» **Task to carry out**
Check every line of the entries for the string "info" and return the ones that contain it.

*** Opening Material provided ***

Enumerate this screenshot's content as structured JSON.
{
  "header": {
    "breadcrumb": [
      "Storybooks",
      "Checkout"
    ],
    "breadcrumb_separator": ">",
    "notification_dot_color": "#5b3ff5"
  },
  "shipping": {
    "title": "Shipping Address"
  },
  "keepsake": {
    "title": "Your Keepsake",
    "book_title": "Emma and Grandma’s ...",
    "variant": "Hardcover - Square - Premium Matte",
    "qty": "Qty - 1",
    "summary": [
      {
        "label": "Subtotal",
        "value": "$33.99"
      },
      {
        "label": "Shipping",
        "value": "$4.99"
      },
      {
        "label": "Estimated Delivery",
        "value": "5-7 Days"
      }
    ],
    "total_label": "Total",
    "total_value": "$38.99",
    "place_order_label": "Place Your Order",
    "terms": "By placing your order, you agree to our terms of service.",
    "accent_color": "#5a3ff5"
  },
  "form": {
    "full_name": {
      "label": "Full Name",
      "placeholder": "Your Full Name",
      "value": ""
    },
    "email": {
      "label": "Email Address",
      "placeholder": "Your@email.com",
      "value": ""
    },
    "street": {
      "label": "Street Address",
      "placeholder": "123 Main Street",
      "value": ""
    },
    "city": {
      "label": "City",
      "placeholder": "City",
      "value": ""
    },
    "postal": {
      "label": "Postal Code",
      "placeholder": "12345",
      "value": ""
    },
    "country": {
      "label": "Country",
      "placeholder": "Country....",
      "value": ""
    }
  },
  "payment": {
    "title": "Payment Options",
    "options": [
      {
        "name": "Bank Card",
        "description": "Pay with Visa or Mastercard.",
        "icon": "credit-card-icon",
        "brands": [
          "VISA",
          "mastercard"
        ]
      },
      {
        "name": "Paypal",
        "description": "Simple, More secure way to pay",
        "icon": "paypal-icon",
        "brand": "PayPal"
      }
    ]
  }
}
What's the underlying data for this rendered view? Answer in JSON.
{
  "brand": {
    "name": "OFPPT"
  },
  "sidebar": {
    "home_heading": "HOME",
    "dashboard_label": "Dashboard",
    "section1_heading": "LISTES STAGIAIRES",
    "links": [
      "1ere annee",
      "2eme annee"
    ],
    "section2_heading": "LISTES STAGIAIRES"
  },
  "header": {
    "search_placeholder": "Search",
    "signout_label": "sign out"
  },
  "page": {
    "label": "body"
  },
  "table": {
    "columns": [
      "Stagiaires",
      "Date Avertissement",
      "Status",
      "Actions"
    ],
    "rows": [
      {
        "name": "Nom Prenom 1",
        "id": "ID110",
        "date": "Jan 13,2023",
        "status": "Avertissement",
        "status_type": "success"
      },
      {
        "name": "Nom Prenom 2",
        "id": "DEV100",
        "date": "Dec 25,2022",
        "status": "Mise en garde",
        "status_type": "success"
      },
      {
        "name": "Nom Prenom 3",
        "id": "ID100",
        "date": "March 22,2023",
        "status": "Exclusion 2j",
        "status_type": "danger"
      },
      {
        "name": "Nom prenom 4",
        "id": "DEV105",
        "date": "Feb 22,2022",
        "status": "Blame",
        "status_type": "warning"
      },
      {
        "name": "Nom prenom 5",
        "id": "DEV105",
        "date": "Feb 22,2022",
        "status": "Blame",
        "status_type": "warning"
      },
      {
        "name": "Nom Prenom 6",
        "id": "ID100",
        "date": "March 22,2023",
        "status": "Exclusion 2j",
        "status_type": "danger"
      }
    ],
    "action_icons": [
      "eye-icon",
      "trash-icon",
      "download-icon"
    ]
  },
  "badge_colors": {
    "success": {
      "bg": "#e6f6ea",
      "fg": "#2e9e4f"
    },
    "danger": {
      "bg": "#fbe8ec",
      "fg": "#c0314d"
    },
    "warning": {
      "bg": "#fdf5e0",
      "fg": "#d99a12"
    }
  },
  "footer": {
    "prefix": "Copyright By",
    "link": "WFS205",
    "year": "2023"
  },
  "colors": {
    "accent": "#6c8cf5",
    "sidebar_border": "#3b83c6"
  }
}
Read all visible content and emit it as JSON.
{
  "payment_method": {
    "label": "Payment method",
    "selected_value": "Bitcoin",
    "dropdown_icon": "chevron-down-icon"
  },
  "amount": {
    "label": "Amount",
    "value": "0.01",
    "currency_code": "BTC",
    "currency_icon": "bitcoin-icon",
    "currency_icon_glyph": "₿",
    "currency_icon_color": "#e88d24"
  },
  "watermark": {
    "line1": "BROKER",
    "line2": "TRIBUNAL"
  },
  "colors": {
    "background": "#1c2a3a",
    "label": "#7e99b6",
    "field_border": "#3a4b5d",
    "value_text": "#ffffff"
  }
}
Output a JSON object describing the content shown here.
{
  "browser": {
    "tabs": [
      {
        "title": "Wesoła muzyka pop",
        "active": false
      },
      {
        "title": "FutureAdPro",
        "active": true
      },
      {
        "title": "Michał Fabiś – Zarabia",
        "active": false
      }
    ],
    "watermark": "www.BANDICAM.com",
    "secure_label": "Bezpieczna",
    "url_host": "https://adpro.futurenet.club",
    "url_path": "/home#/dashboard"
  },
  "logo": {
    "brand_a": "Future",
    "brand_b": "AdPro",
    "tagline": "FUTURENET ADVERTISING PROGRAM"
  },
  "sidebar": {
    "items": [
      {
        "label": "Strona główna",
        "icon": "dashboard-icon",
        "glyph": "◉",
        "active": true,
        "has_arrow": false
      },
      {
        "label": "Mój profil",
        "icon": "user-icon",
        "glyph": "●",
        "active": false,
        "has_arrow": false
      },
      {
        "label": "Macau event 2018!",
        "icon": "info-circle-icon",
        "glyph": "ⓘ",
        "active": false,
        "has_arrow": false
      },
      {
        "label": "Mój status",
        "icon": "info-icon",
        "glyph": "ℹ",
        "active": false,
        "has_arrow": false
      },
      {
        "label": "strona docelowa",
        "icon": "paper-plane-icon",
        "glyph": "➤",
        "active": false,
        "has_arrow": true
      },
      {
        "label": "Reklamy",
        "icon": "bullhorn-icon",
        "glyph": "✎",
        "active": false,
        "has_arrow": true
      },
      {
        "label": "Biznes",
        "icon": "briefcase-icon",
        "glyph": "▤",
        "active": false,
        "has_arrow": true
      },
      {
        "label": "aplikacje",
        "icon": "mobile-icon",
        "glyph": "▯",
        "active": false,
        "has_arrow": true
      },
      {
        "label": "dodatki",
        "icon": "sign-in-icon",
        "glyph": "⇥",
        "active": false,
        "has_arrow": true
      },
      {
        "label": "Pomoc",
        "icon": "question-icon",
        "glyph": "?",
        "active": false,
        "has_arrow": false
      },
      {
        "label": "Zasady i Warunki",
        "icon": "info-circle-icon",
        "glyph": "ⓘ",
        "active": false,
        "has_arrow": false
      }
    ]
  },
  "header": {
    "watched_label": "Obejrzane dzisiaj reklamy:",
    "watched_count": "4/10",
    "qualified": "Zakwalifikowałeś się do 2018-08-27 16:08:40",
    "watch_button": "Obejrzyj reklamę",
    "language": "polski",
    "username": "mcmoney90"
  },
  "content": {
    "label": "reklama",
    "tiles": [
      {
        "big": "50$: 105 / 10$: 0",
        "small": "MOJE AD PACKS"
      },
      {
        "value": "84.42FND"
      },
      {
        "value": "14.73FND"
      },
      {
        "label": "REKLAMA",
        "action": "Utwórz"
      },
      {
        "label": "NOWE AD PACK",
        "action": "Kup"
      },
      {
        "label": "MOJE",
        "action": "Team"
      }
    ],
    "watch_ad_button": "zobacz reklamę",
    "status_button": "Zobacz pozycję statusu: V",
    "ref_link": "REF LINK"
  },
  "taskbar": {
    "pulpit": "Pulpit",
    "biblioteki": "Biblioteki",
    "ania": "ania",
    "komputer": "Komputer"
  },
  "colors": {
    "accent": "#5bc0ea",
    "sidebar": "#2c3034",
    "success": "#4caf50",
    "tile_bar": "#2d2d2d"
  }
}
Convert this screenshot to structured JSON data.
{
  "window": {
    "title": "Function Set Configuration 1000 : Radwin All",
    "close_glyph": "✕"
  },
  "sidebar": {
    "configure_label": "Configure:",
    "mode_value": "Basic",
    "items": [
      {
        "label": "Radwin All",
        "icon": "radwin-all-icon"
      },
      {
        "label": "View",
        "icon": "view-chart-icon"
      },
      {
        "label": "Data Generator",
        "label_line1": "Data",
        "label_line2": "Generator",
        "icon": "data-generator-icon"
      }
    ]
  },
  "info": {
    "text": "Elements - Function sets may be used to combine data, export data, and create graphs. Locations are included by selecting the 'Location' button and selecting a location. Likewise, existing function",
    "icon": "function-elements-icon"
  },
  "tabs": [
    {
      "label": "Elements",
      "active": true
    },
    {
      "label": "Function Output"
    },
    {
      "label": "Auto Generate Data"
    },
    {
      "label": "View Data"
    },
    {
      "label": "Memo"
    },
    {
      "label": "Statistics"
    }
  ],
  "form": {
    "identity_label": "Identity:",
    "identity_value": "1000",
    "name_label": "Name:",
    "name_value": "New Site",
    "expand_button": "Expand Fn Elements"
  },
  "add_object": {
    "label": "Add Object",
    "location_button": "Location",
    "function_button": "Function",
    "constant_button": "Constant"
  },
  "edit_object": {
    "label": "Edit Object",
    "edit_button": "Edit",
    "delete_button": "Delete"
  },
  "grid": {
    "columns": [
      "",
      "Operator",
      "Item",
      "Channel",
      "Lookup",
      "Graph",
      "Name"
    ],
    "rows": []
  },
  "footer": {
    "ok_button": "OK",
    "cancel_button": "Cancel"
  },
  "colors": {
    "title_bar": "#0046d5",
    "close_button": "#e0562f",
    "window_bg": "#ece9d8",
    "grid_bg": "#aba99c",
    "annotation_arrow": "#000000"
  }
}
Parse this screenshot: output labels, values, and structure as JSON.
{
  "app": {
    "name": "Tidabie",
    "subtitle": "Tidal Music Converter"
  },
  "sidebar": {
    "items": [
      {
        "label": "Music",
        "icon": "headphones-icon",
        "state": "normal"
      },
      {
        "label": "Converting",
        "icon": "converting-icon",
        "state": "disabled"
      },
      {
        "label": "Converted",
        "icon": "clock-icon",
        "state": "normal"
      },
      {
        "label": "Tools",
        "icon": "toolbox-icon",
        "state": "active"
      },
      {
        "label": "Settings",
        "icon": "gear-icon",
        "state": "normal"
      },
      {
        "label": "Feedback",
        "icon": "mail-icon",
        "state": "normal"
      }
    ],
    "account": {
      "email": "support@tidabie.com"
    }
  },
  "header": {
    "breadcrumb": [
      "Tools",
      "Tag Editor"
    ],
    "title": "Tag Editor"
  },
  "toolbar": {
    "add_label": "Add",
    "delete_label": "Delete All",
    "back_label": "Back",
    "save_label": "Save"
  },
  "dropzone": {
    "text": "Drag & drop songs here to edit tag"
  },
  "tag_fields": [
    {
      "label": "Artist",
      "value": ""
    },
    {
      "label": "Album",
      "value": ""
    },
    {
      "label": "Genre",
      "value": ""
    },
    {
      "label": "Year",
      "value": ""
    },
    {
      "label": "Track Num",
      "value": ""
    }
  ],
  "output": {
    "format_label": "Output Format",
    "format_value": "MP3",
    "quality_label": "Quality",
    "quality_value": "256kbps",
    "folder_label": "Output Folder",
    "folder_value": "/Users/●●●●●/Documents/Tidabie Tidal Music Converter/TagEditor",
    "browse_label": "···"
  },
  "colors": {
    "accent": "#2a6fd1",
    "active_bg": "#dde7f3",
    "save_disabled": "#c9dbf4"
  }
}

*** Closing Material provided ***

» **Your response**
        "icon": "info-circle-icon",
        "icon": "info-icon",
        "icon": "info-circle-icon",
  "info": {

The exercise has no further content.